A Potager garden also goes by the name of a kitchen garden is historically a French type of gardening. Potager gardening uses herbs, fruits, vegetables, and flowers to create a functional, aesthetically pleasing garden. Usually, these gardens were located right outside the home usually off the kitchen for easy access. This type of garden was to be enjoyed daily and built with pathways and sitting areas to enjoy every day. Vegetables and flowers can be easily harvested or cut to enjoy at the dining table. There are no hard-set rules for making a potager garden. For this reason, you can find them in many different shapes and sizes depending on the size of the space you have to use. With the growing interest in knowing where our food comes from the grow food not grass has become a movement all its own.
How To Plot, Plan, And Plant A Potager Garden
Getting Start with a Potager Garden
There is no right or wrong way to create your very own potager garden. This type of gardening is very budget-friendly and forgiving. You can adapt this type of gardening no matter if your area is flat or hilly, irregular, rocky or smooth. Now is the time to DIY and reuse different materials to make walkways, garden beds, borders, and trellis.
Start with a plan of what you would like to grow from vegetables, flowers to fruit trees. Think up as well, planting beds. Draw a rough sketch and adjust the design several times until you have the potager garden you desire.
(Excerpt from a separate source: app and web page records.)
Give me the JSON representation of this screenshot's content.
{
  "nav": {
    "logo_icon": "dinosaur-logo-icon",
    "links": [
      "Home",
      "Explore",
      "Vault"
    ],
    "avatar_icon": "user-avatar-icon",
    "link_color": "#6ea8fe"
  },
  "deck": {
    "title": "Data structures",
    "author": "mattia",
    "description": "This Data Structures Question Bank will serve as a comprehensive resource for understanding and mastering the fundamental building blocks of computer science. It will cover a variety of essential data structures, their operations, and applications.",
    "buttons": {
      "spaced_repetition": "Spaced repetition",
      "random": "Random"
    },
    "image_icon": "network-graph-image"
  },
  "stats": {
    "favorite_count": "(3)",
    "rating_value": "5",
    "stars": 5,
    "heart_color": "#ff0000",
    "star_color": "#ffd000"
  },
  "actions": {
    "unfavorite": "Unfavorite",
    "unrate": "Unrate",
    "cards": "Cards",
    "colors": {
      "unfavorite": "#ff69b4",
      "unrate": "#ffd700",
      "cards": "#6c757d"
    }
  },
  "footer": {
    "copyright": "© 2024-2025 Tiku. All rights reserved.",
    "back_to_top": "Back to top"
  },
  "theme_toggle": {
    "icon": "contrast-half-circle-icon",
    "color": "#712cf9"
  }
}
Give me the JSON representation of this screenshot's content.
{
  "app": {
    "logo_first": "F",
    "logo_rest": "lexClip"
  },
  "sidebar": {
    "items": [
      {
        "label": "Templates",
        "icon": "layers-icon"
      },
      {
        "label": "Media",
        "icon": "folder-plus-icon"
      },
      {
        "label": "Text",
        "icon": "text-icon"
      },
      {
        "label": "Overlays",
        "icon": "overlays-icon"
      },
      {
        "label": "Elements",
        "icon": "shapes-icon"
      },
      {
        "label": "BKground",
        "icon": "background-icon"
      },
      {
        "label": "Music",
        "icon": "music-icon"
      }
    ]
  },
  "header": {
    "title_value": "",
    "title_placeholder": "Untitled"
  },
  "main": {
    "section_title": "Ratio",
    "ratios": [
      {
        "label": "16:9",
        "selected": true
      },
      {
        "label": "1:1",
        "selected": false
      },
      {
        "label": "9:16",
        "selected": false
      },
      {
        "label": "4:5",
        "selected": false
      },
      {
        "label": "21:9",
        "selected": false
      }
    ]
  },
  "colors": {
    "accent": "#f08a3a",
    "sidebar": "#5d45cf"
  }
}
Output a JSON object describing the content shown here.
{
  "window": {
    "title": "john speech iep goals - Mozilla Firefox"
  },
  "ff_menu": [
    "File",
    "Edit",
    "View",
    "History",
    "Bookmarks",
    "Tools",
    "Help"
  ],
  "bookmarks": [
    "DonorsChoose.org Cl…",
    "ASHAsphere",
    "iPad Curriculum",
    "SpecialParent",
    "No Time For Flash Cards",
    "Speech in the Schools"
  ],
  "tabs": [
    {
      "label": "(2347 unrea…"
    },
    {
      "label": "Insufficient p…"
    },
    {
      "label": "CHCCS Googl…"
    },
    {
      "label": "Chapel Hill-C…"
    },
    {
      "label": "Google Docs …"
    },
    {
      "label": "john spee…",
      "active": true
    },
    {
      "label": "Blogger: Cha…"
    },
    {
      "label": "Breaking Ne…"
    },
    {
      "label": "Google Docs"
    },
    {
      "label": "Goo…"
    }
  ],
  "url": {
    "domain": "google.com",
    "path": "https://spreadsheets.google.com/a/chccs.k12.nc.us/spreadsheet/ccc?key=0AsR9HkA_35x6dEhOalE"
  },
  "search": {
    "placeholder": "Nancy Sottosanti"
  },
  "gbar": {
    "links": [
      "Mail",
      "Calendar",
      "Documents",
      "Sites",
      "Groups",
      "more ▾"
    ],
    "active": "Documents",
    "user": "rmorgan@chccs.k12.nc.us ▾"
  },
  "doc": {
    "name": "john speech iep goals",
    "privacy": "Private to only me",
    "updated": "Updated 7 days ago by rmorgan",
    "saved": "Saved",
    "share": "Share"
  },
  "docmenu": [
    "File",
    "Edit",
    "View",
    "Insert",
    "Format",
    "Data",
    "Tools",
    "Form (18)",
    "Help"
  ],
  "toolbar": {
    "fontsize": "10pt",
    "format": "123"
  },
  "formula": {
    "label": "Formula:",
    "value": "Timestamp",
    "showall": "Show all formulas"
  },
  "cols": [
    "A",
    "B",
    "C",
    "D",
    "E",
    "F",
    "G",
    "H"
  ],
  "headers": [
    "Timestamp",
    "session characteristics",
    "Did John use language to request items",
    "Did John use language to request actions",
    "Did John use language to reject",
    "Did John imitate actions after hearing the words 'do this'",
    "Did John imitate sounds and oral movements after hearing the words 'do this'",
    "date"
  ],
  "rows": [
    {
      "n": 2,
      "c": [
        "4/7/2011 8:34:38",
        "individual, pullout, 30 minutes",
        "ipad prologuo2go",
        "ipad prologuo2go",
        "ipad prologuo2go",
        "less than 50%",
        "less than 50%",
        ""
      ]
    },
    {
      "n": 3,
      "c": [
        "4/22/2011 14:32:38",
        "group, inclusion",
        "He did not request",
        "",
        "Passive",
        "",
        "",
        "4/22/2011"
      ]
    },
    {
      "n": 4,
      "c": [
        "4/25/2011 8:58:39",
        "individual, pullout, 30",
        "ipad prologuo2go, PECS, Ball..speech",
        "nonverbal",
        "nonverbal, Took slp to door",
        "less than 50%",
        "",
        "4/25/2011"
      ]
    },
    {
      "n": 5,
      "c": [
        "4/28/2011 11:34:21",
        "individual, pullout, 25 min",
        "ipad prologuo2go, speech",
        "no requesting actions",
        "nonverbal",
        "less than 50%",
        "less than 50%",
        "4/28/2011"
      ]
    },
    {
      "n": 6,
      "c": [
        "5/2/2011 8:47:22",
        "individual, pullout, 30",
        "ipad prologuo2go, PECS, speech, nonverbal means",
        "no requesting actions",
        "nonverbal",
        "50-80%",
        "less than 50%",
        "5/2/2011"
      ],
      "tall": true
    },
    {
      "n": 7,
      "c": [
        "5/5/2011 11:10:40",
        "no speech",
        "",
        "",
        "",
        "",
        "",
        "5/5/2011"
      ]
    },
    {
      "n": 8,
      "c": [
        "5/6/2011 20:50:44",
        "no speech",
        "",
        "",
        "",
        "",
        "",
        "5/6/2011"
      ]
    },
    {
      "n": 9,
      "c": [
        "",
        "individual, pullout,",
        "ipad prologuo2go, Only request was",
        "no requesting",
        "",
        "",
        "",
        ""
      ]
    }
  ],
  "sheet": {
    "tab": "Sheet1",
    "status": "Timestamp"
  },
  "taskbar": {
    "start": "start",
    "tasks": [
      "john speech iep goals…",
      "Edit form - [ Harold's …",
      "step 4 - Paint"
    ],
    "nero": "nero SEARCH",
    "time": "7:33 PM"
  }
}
Since there are no set rules for making a potager garden, design interesting shapes to go along with the material you have on hand. This could include raised beds, containers, in-ground beds and whatever else you can think of. Have an old rotten stump, plant something in the middle and put it to use. Any shape works from rectangular, circular to L – shaped. Try using rocks, masonry stone, logs, a slab of wood, bricks or galvanized metal to make your beds. Think out of the box.
Having a walkway and paths is an important part of a potager garden design. That’s because this space is actually to be walked upon and used. Consider the flow and direction so the pathways have a natural feel and flow. The material available is endless. Consider wood chips, gravel, brick, pavers, and fieldstone. Consider texture and color as well when making your walking paths.
Plan Your Plantings
Vegetables and flowers can be planted together and work well together. Do your homework first. Companion planting can be very beneficial for your vegetables, naturally keeping bugs away. Think about using low maintenance, pollinator-friendly perennials that will fill in over the years. Use layering and plant shorter plants in the front of the beds with taller plants in the back. This gives the beds fullness, height and looks appealing.
Think vertical when planting. Climbing trellis, a simple fence or a pergola will make all the difference and appeal to your potager garden. Use vertical plantings to block unsightly items such as propane tanks or air conditioner units.
Utilize Succession Planting
The term succession planting is the rotation of crops and the recycling of space to increase crop production throughout the growing season. You will be able to grow more crops in less space. You should always replace short-season vegetables with longer-term growing vegetables.
Companion planting is the pairing of different plants that help each other’s growth or protect each other from those nasty pests. It helps with natural supports, improves plant health, weed suppression and will increase soil health. You will be able to plant closer, utilizing your space more efficiently.
No matter the size, shape or design of your potager garden you will find pleasure in spending time out in your garden every day.
For more of Candy’s gardening posts take a look at Garden Fertilizers DIY, Vinegar For Gardening, and Trench Composting: The Best and Simple Way To Garden.
What beautiful photos! I can remember your simple tip – growing long season vegetables after short season vegetables!